Since its creation, ALA’s Great Stories Club has reached 670 libraries in 49 states and more than 30,000 young adults (ages 12 to 21).

About the American Library Association

The American Library Association is the oldest and largest library association in the world, with approximately 58,000 members in academic, public, school, government and special libraries. The mission of the American Library Association is to provide leadership for the development, promotion and improvement of library and information services and the profession of librarianship in order to enhance learning and ensure access to information for all.

About ALA’s Public Programs Office

ALA’s Public Programs Office provides leadership, resources, training and networking opportunities that help thousands of librarians nationwide develop and host cultural programs for adult, young adult and family audiences. The mission of the ALA Public Programs Office is to promote cultural programming as an essential part of library service in all types of libraries. Projects include book and film discussion series, literary and cultural programs featuring authors and artists, professional development opportunities and traveling exhibitions. School, public, academic and special libraries nationwide benefit from the office’s programming initiatives.

About the Association for Specialized and Cooperative Library Agencies

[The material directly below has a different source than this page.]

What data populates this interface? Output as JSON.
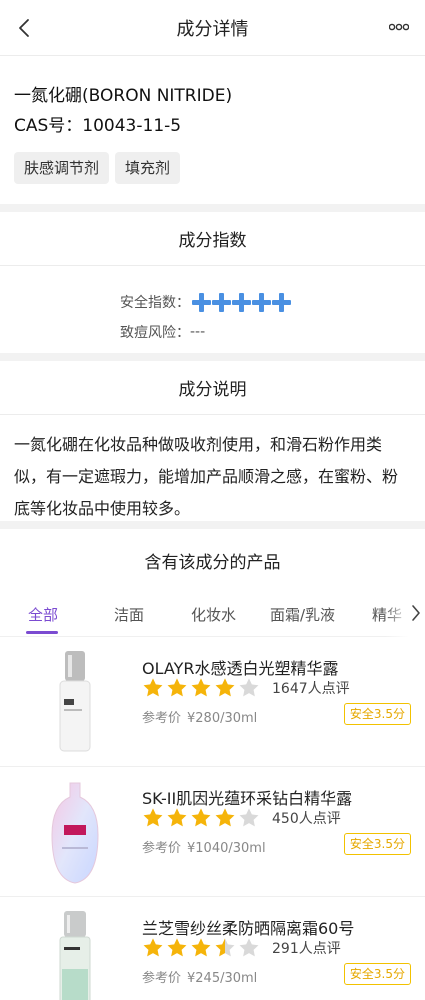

The Association for Specialized and Cooperative Library Agencies (ASCLA) is the premiere destination for ALA members to find information and build capacity to serve populations that are served by state library agencies, specialized libraries, library cooperatives and library consultants. ASCLA enhances the effectiveness of library service by advocating for and providing high quality networking, enrichment and educational opportunities for its diverse members, who represent state library agencies, libraries serving special populations, library cooperatives, and library consultants. Please visit our website at http://www.ala.org/ascla/.

About the National Endowment for the Humanities

Created in 1965 as an independent federal agency, the National Endowment for the Humanities supports research and learning in history, literature, philosophy, and other areas of the humanities by funding selected, peer-reviewed proposals from around the nation. Additional information about the National Endowment for the Humanities and its grant programs is available at www.neh.gov.